Work required: Tally up the lines below that contain the word "lote" and give the total alone.

++++++

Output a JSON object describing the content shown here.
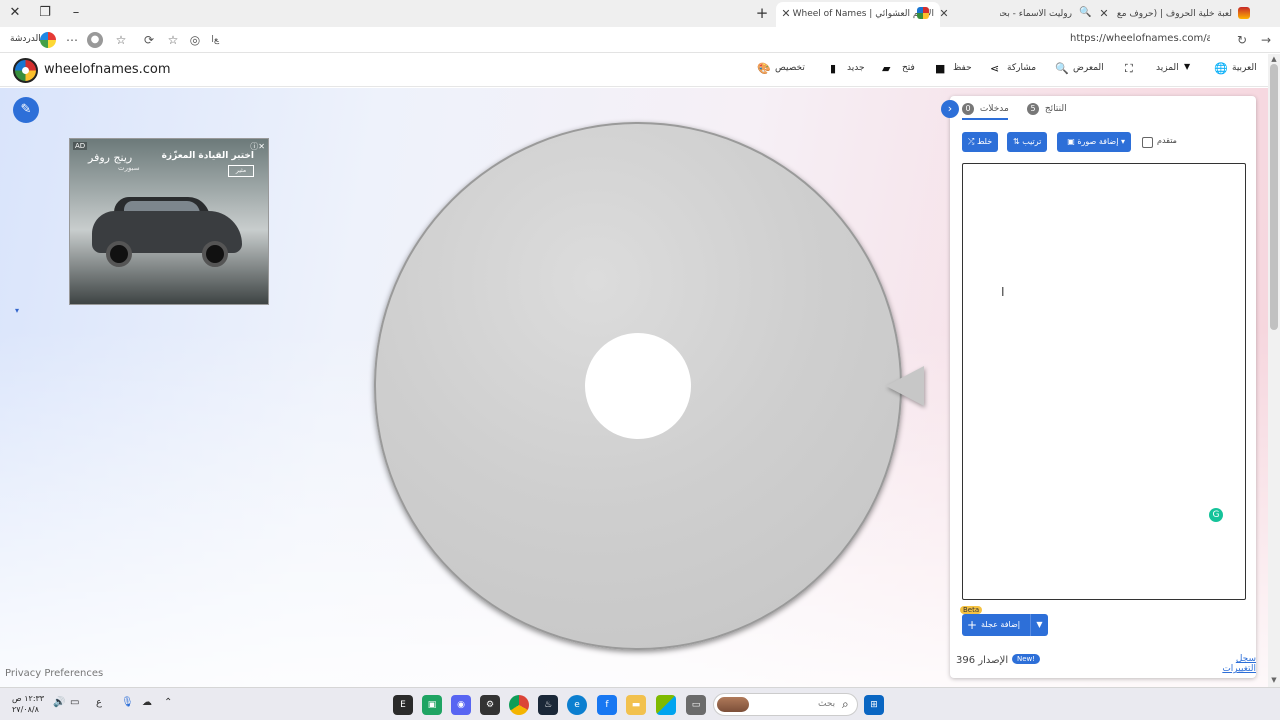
{
  "browser": {
    "tabs": [
      {
        "title": "لعبة خلية الحروف | (حروف مع عزيز) -",
        "active": false
      },
      {
        "title": "روليت الاسماء - بحث",
        "active": false
      },
      {
        "title": "الاسم العشوائي | Wheel of Names",
        "active": true
      }
    ],
    "url": "https://wheelofnames.com/ar",
    "profile_label": "الدردشة"
  },
  "site": {
    "name": "wheelofnames.com",
    "nav": {
      "language": "العربية",
      "more": "المزيد",
      "gallery": "المعرض",
      "share": "مشاركة",
      "save": "حفظ",
      "open": "فتح",
      "new": "جديد",
      "customize": "تخصيص"
    }
  },
  "ad": {
    "tag": "AD",
    "title": "اختبر القيادة المعزّزة",
    "brand": "رينج روفر",
    "sub": "سبورت",
    "cta": "مثير"
  },
  "panel": {
    "tabs": [
      {
        "label": "مدخلات",
        "count": "0"
      },
      {
        "label": "النتائج",
        "count": "5"
      }
    ],
    "buttons": {
      "shuffle": "خلط",
      "sort": "ترتيب",
      "add_image": "إضافة صورة",
      "advanced": "متقدم"
    },
    "add_wheel": "إضافة عجلة",
    "beta": "Beta",
    "version": "396 الإصدار",
    "new_badge": "New!",
    "changelog": "سجل التغييرات"
  },
  "privacy": "Privacy Preferences",
  "taskbar": {
    "search_placeholder": "بحث",
    "time": "١٢:٣٣ ص",
    "date": "٢٧/٠٨/٨"
  },
  "colors": {
    "accent": "#2d6fd8",
    "wheel": "#cfcfcf"
  }
}
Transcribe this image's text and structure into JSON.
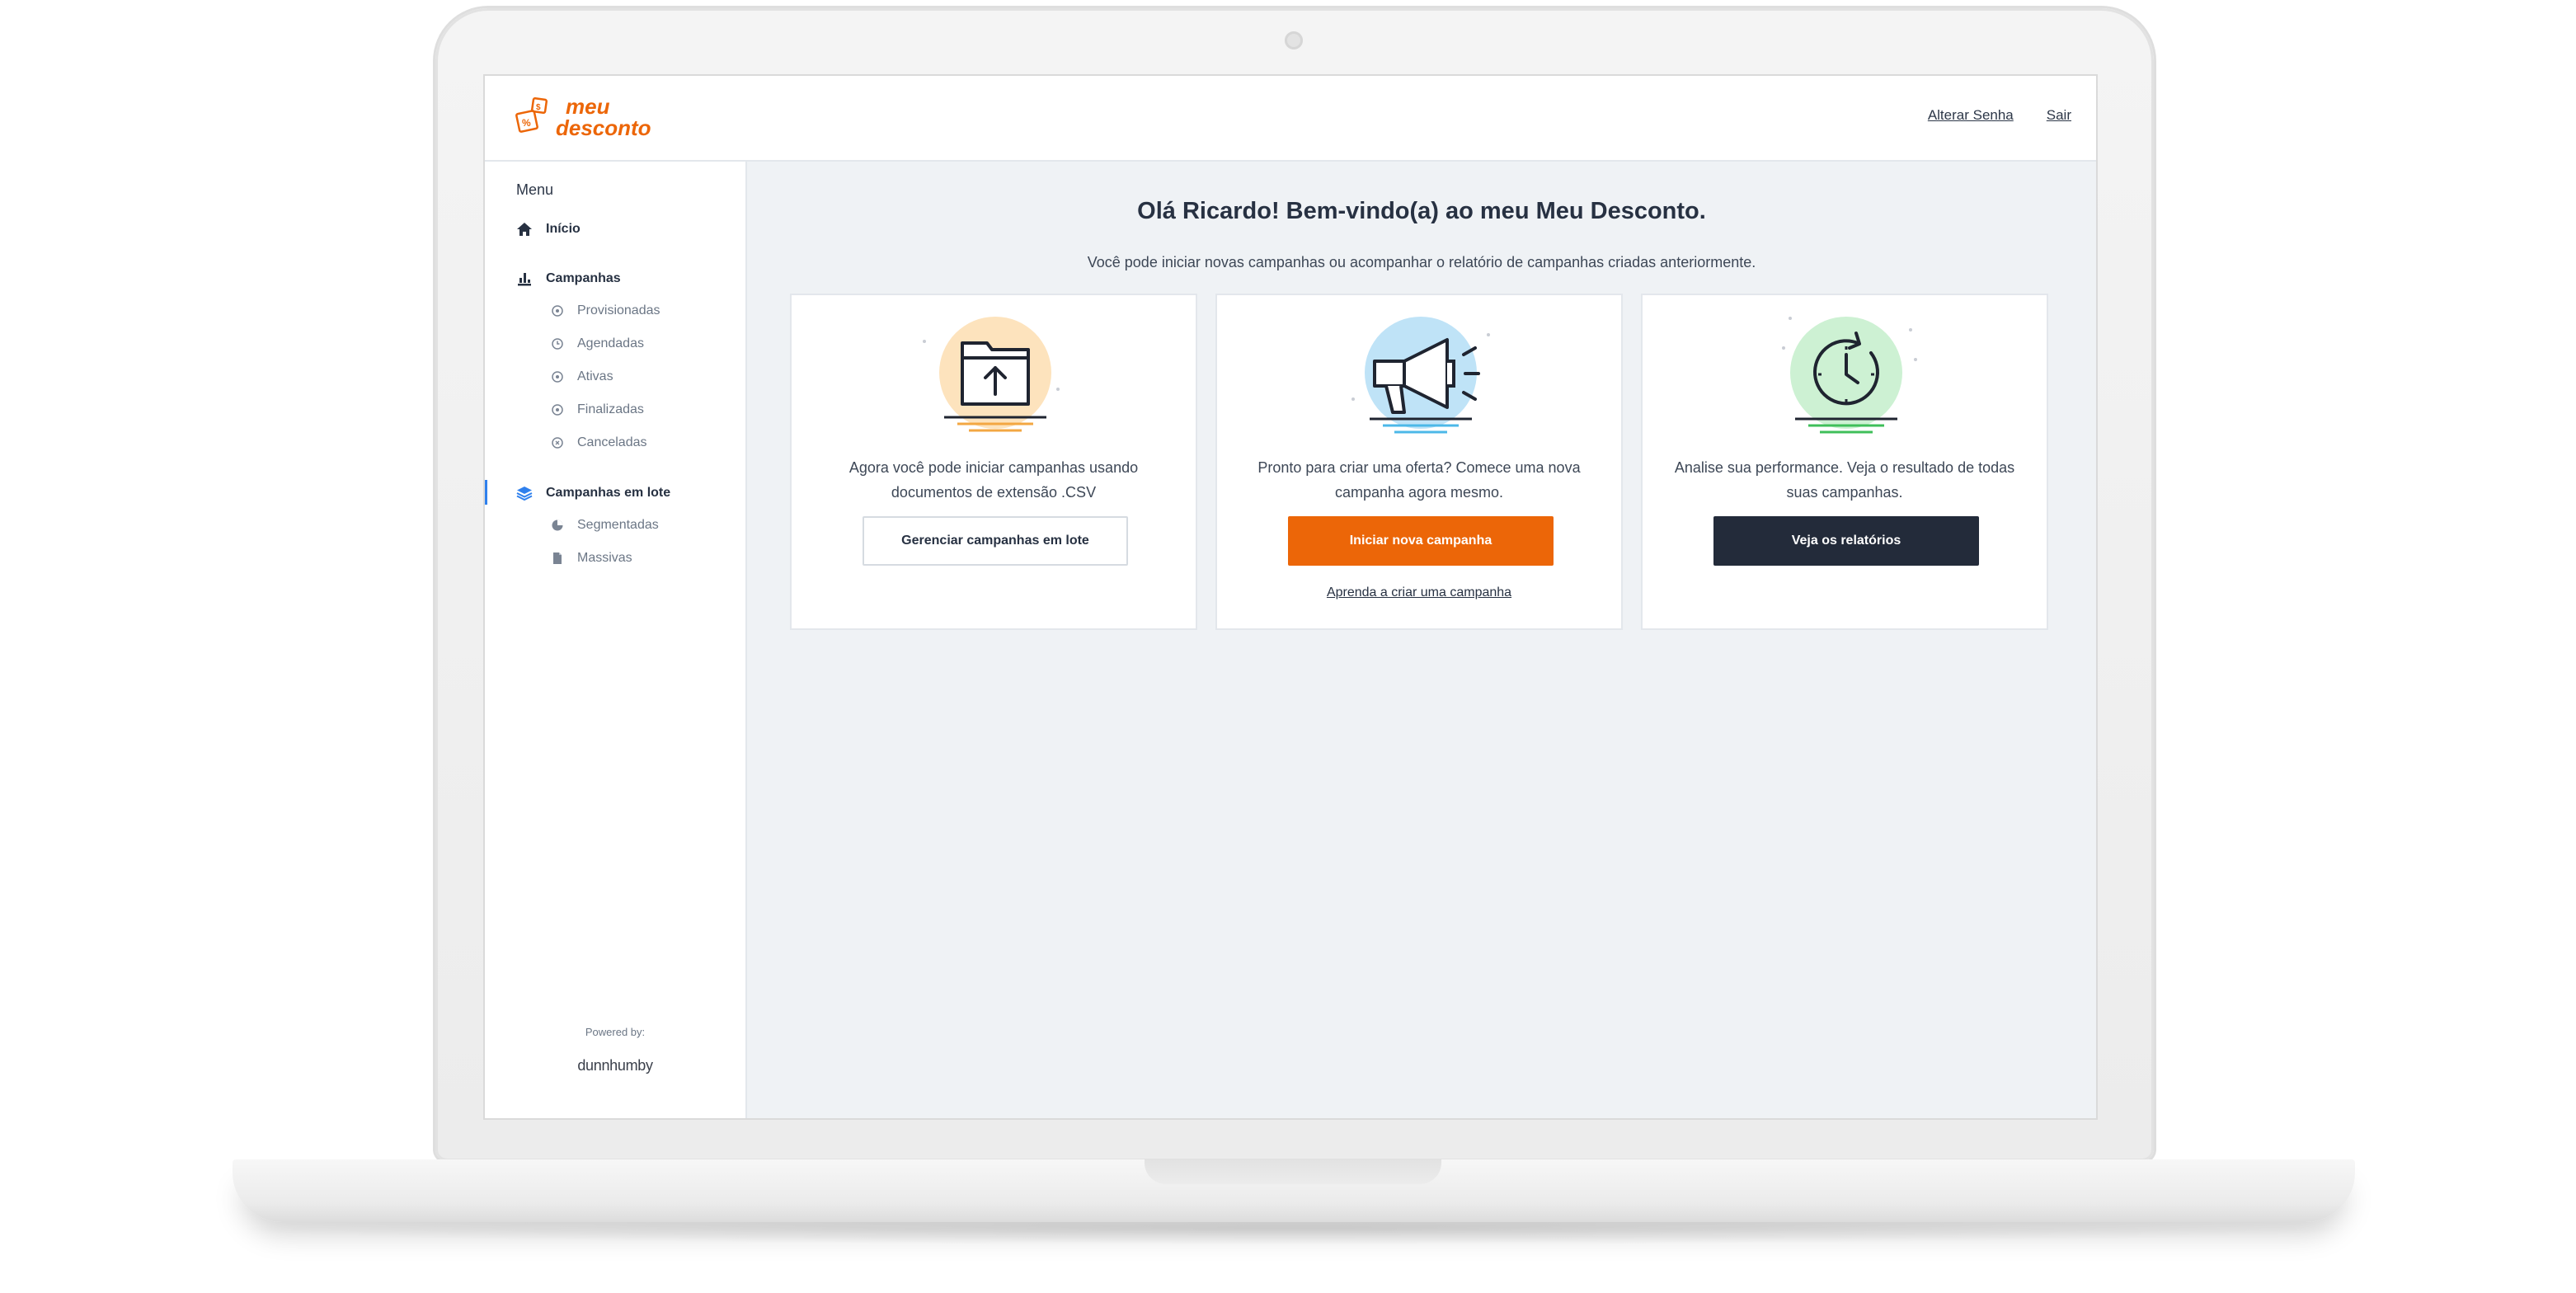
{
  "header": {
    "logo_line1": "meu",
    "logo_line2": "desconto",
    "change_password": "Alterar Senha",
    "logout": "Sair"
  },
  "sidebar": {
    "menu_title": "Menu",
    "home": "Início",
    "campaigns": "Campanhas",
    "campaign_items": [
      "Provisionadas",
      "Agendadas",
      "Ativas",
      "Finalizadas",
      "Canceladas"
    ],
    "batch": "Campanhas em lote",
    "batch_items": [
      "Segmentadas",
      "Massivas"
    ],
    "powered_by": "Powered by:",
    "brand": "dunnhumby"
  },
  "main": {
    "welcome": "Olá Ricardo! Bem-vindo(a) ao meu Meu Desconto.",
    "subtitle": "Você pode iniciar novas campanhas ou acompanhar o relatório de campanhas criadas anteriormente.",
    "cards": [
      {
        "icon": "folder-upload-icon",
        "text": "Agora você pode iniciar campanhas usando documentos de extensão .CSV",
        "button": "Gerenciar campanhas em lote"
      },
      {
        "icon": "megaphone-icon",
        "text": "Pronto para criar uma oferta? Comece uma nova campanha agora mesmo.",
        "button": "Iniciar nova campanha",
        "link": "Aprenda a criar uma campanha"
      },
      {
        "icon": "clock-history-icon",
        "text": "Analise sua performance. Veja o resultado de todas suas campanhas.",
        "button": "Veja os relatórios"
      }
    ]
  },
  "colors": {
    "brand_orange": "#ec6608",
    "dark_button": "#232b3a",
    "main_background": "#eff2f5",
    "active_indicator": "#2f80ed"
  }
}
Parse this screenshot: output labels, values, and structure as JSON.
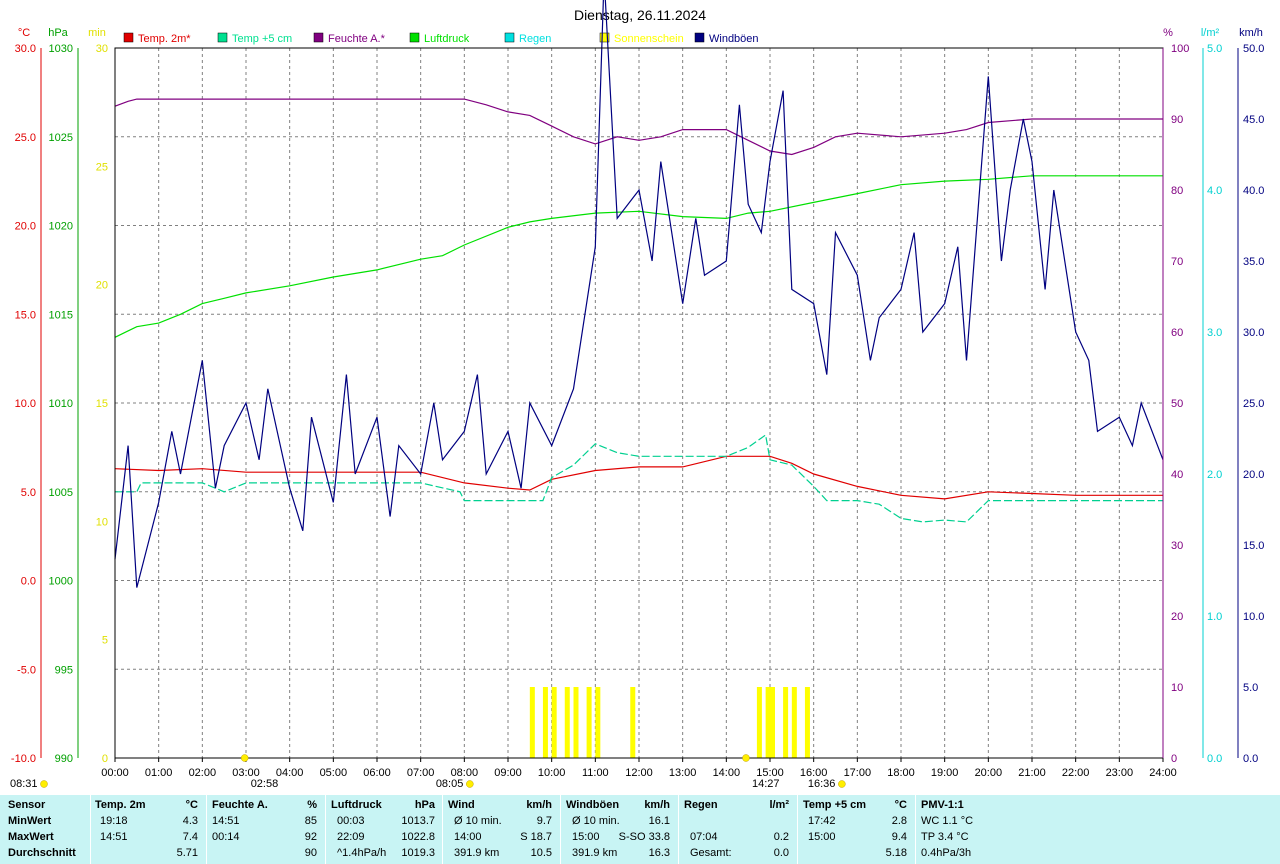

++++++

Task solution: 2